Around the North Island, local groups and iwi (Māori tribes) have been lobbying for temporary bans on gathering from rockpools and shorelines, with claims people have been indiscriminately harvesting bucketfuls of creatures and barbecuing them on the beach.
“The rockpools used to be full of anemones and shrimp and all sorts of sea creatures, teeming with crabs and starfish, but now there’s virtually nothing,” said Mary Coupe, leader of advocacy group Save the Rock Pools Committee, which has been campaigning for greater restrictions on rockpool harvesting in the Omaha region, about 75km north of Auckland.
Coupe says she frequently sees large groups equipped with “hammers, wire, screwdrivers, you know, just taking anything off the rockpools … bowls of starfish and periwinkles, bowls of limpets, absolutely all sorts,” she said.
New Zealand has long-held traditions of gathering seafood, but some shoreline populations are under stress, facing combined pressure from over-harvesting, dredging and pollution.
The most recent scallop survey by the National Institute of Water and Atmospheric Research (Niwa) indicated 93% of the Hauraki Gulf’s harvest-size scallop population disappeared in the decade to 2021. The 2020 State of the Gulf report found that kōura (crayfish) were functionally extinct in some areas, and recorded a universal decline cockle populations.
A number of iwi around the country share concerns that the rockpools and foreshores will be emptied for future generations, and are calling for rahui – a traditional practice of banning the gathering of certain foods to allow populations to replenish.
On Waiheke Island, Herearoha Skipper, a trustee of Ngāti Pāoa Iwi trust, wrote to government asking for enforcement of a rahui. “We believe if nothing is done urgently our mātaitai [shellfish], our kaimoana [seafood] beds will not only be severely depleted, but will reach the point of collapse,” she writes.
The tribe’s elders have witnessed this loss over recent decades, she says, describing once-rich bays where crayfish are now regarded as functionally extinct, scallop beds destroyed by dredging and over-harvesting, emaciated mussels and disappearing pāua.
“Within a century, the coastal water surrounding Waiheke … has been decimated and is near total collapse.
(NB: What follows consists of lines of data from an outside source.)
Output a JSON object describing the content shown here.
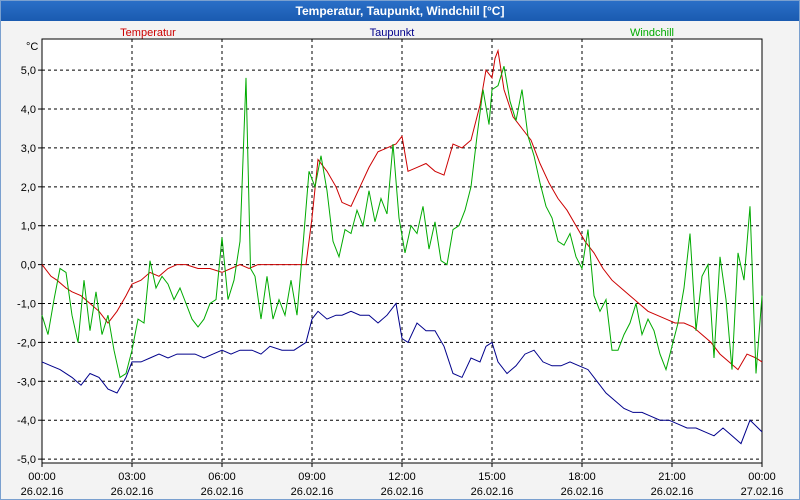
{
  "window": {
    "title": "Temperatur, Taupunkt, Windchill [°C]"
  },
  "chart_data": {
    "type": "line",
    "title": "Temperatur, Taupunkt, Windchill [°C]",
    "ylabel": "°C",
    "ylim": [
      -5.1,
      5.8
    ],
    "y_ticks": [
      "5,0",
      "4,0",
      "3,0",
      "2,0",
      "1,0",
      "0,0",
      "-1,0",
      "-2,0",
      "-3,0",
      "-4,0",
      "-5,0"
    ],
    "y_tick_values": [
      5,
      4,
      3,
      2,
      1,
      0,
      -1,
      -2,
      -3,
      -4,
      -5
    ],
    "x_ticks": [
      {
        "time": "00:00",
        "date": "26.02.16"
      },
      {
        "time": "03:00",
        "date": "26.02.16"
      },
      {
        "time": "06:00",
        "date": "26.02.16"
      },
      {
        "time": "09:00",
        "date": "26.02.16"
      },
      {
        "time": "12:00",
        "date": "26.02.16"
      },
      {
        "time": "15:00",
        "date": "26.02.16"
      },
      {
        "time": "18:00",
        "date": "26.02.16"
      },
      {
        "time": "21:00",
        "date": "26.02.16"
      },
      {
        "time": "00:00",
        "date": "27.02.16"
      }
    ],
    "grid": true,
    "legend": [
      {
        "name": "Temperatur",
        "color": "#cc0000",
        "position": "left"
      },
      {
        "name": "Taupunkt",
        "color": "#00008b",
        "position": "center"
      },
      {
        "name": "Windchill",
        "color": "#00aa00",
        "position": "right"
      }
    ],
    "series": [
      {
        "name": "Temperatur",
        "color": "#cc0000",
        "x": [
          0.0,
          0.3,
          0.5,
          0.8,
          1.0,
          1.3,
          1.6,
          1.9,
          2.2,
          2.5,
          2.8,
          3.0,
          3.3,
          3.6,
          3.9,
          4.2,
          4.5,
          4.8,
          5.2,
          5.6,
          6.0,
          6.3,
          6.6,
          6.9,
          7.2,
          7.6,
          8.0,
          8.4,
          8.8,
          9.0,
          9.2,
          9.5,
          9.8,
          10.0,
          10.3,
          10.6,
          10.9,
          11.2,
          11.5,
          11.8,
          12.0,
          12.2,
          12.5,
          12.8,
          13.1,
          13.4,
          13.7,
          14.0,
          14.3,
          14.6,
          14.8,
          15.0,
          15.1,
          15.2,
          15.4,
          15.7,
          16.0,
          16.3,
          16.6,
          16.9,
          17.2,
          17.5,
          17.8,
          18.1,
          18.4,
          18.7,
          19.0,
          19.3,
          19.6,
          19.9,
          20.2,
          20.5,
          20.8,
          21.1,
          21.4,
          21.7,
          22.0,
          22.3,
          22.6,
          22.9,
          23.2,
          23.5,
          23.8,
          24.0
        ],
        "values": [
          0.0,
          -0.3,
          -0.4,
          -0.6,
          -0.7,
          -0.8,
          -1.0,
          -1.2,
          -1.5,
          -1.2,
          -0.8,
          -0.5,
          -0.4,
          -0.2,
          -0.3,
          -0.1,
          0.0,
          0.0,
          -0.1,
          -0.1,
          -0.2,
          -0.1,
          0.0,
          -0.1,
          0.0,
          0.0,
          0.0,
          0.0,
          0.0,
          1.2,
          2.7,
          2.4,
          2.0,
          1.6,
          1.5,
          2.0,
          2.5,
          2.9,
          3.0,
          3.1,
          3.3,
          2.4,
          2.5,
          2.6,
          2.4,
          2.3,
          3.1,
          3.0,
          3.2,
          4.1,
          5.0,
          4.8,
          5.3,
          5.5,
          4.5,
          3.8,
          3.5,
          3.2,
          2.6,
          2.1,
          1.7,
          1.4,
          1.0,
          0.6,
          0.3,
          -0.1,
          -0.4,
          -0.6,
          -0.8,
          -1.0,
          -1.2,
          -1.3,
          -1.4,
          -1.5,
          -1.5,
          -1.6,
          -1.8,
          -2.0,
          -2.3,
          -2.5,
          -2.7,
          -2.3,
          -2.4,
          -2.5
        ]
      },
      {
        "name": "Taupunkt",
        "color": "#00008b",
        "x": [
          0.0,
          0.3,
          0.6,
          1.0,
          1.3,
          1.6,
          1.9,
          2.2,
          2.5,
          2.8,
          3.0,
          3.3,
          3.6,
          3.9,
          4.2,
          4.5,
          4.8,
          5.1,
          5.4,
          5.7,
          6.0,
          6.3,
          6.6,
          7.0,
          7.3,
          7.6,
          8.0,
          8.4,
          8.8,
          9.0,
          9.2,
          9.5,
          9.8,
          10.0,
          10.3,
          10.6,
          10.9,
          11.2,
          11.5,
          11.8,
          12.0,
          12.2,
          12.5,
          12.8,
          13.1,
          13.4,
          13.7,
          14.0,
          14.3,
          14.6,
          14.8,
          15.0,
          15.2,
          15.5,
          15.8,
          16.1,
          16.4,
          16.7,
          17.0,
          17.3,
          17.6,
          17.9,
          18.2,
          18.5,
          18.8,
          19.1,
          19.4,
          19.7,
          20.0,
          20.3,
          20.6,
          20.9,
          21.2,
          21.5,
          21.8,
          22.1,
          22.4,
          22.7,
          23.0,
          23.3,
          23.6,
          24.0
        ],
        "values": [
          -2.5,
          -2.6,
          -2.7,
          -2.9,
          -3.1,
          -2.8,
          -2.9,
          -3.2,
          -3.3,
          -2.9,
          -2.5,
          -2.5,
          -2.4,
          -2.3,
          -2.4,
          -2.3,
          -2.3,
          -2.3,
          -2.4,
          -2.3,
          -2.2,
          -2.3,
          -2.2,
          -2.2,
          -2.3,
          -2.1,
          -2.2,
          -2.2,
          -2.0,
          -1.4,
          -1.2,
          -1.4,
          -1.3,
          -1.3,
          -1.2,
          -1.3,
          -1.3,
          -1.5,
          -1.3,
          -1.0,
          -1.9,
          -2.0,
          -1.5,
          -1.7,
          -1.7,
          -2.1,
          -2.8,
          -2.9,
          -2.4,
          -2.5,
          -2.1,
          -2.0,
          -2.5,
          -2.8,
          -2.6,
          -2.3,
          -2.2,
          -2.5,
          -2.6,
          -2.6,
          -2.5,
          -2.6,
          -2.7,
          -3.0,
          -3.3,
          -3.5,
          -3.7,
          -3.8,
          -3.8,
          -3.9,
          -4.0,
          -4.0,
          -4.1,
          -4.2,
          -4.2,
          -4.3,
          -4.4,
          -4.2,
          -4.4,
          -4.6,
          -4.0,
          -4.3
        ]
      },
      {
        "name": "Windchill",
        "color": "#00aa00",
        "x": [
          0.0,
          0.2,
          0.4,
          0.6,
          0.8,
          1.0,
          1.2,
          1.4,
          1.6,
          1.8,
          2.0,
          2.2,
          2.4,
          2.6,
          2.8,
          3.0,
          3.2,
          3.4,
          3.6,
          3.8,
          4.0,
          4.2,
          4.4,
          4.6,
          4.8,
          5.0,
          5.2,
          5.4,
          5.6,
          5.8,
          6.0,
          6.2,
          6.4,
          6.6,
          6.8,
          6.95,
          7.1,
          7.3,
          7.5,
          7.7,
          7.9,
          8.1,
          8.3,
          8.5,
          8.7,
          8.9,
          9.1,
          9.3,
          9.5,
          9.7,
          9.9,
          10.1,
          10.3,
          10.5,
          10.7,
          10.9,
          11.1,
          11.3,
          11.5,
          11.7,
          11.9,
          12.1,
          12.3,
          12.5,
          12.7,
          12.9,
          13.1,
          13.3,
          13.5,
          13.7,
          13.9,
          14.1,
          14.3,
          14.5,
          14.7,
          14.9,
          15.0,
          15.2,
          15.4,
          15.6,
          15.8,
          16.0,
          16.2,
          16.4,
          16.6,
          16.8,
          17.0,
          17.2,
          17.4,
          17.6,
          17.8,
          18.0,
          18.2,
          18.4,
          18.6,
          18.8,
          19.0,
          19.2,
          19.4,
          19.6,
          19.8,
          20.0,
          20.2,
          20.4,
          20.6,
          20.8,
          21.0,
          21.2,
          21.4,
          21.6,
          21.8,
          22.0,
          22.2,
          22.4,
          22.6,
          22.8,
          23.0,
          23.2,
          23.4,
          23.6,
          23.8,
          24.0
        ],
        "values": [
          -1.3,
          -1.8,
          -0.9,
          -0.1,
          -0.2,
          -1.3,
          -2.0,
          -0.4,
          -1.7,
          -0.7,
          -1.8,
          -1.3,
          -2.2,
          -2.9,
          -2.8,
          -2.2,
          -1.4,
          -1.5,
          0.1,
          -0.6,
          -0.3,
          -0.5,
          -0.9,
          -0.6,
          -1.0,
          -1.4,
          -1.6,
          -1.4,
          -1.0,
          -0.9,
          0.7,
          -0.9,
          -0.4,
          0.6,
          4.8,
          -0.1,
          -0.3,
          -1.4,
          -0.3,
          -1.4,
          -0.9,
          -1.3,
          -0.4,
          -1.3,
          0.5,
          2.4,
          2.0,
          2.8,
          1.9,
          0.6,
          0.2,
          0.9,
          0.8,
          1.4,
          1.0,
          1.9,
          1.1,
          1.7,
          1.3,
          3.1,
          1.2,
          0.3,
          1.0,
          0.8,
          1.5,
          0.4,
          1.1,
          0.1,
          0.0,
          0.9,
          1.0,
          1.4,
          2.0,
          3.3,
          4.5,
          3.6,
          4.5,
          4.6,
          5.1,
          4.2,
          3.7,
          4.5,
          3.3,
          2.8,
          2.1,
          1.5,
          1.2,
          0.6,
          0.5,
          0.8,
          0.2,
          -0.1,
          0.9,
          -0.8,
          -1.2,
          -0.9,
          -2.2,
          -2.2,
          -1.8,
          -1.5,
          -1.0,
          -1.8,
          -1.4,
          -1.7,
          -2.3,
          -2.7,
          -2.1,
          -1.5,
          -0.6,
          0.8,
          -1.7,
          -0.3,
          0.0,
          -2.4,
          0.2,
          -0.9,
          -2.7,
          0.3,
          -0.4,
          1.5,
          -2.8,
          -0.8
        ]
      }
    ]
  }
}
My mokopuna [grandchildren] will not have the same experiences I had as a child growing up on Waiheke, in which the kaimoana [seafood] was our main food source,” says.
The tribe is calling for urgent action “so that future generations would not suffer the catastrophic loss of cultural practice, biodiversity and ecosystem collapse we are faced with today”.
In the Coromandel region, Ngāti Hei also petitioned for a rahui, saying: “Urgent action is required before scallop beds become so diminished that generations yet unborn will not even know the area was once not so long ago abundant with scallops.”
While rahui requests were granted in the Coromandel and Waiheke, Coupe’s petition was turned down, as the government said it failed represent local iwi. Ngāti Manuhiri chief executive Nicola McDonald told Stuff the that the trust was making its own application for a ban.
Marine scientist and associate professor Candida Savage said shellfish were often crucial for entire shoreline ecosystems. “Shellfish play a critical role in the health of the estuaries,” she said. Preserving them was “of prime benefit to humans but also for other organisms in these estuaries and inlets”.
Some shorelines and shellfish were under pressure from multiple threats, Savage said – heatwaves could cause mass die-offs, farm or industrial pollution could hurt their health, and large numbers of people harvesting could also place them under threat.
“Individual stressors might not be so great, but collectively with a whole group of people doing that repeatedly, that can cause a decline in populations.” Even when bans are instituted, Savage said, “to restore these populations if they are lost or if they’ve significantly declined, it’s quite a long-term process”.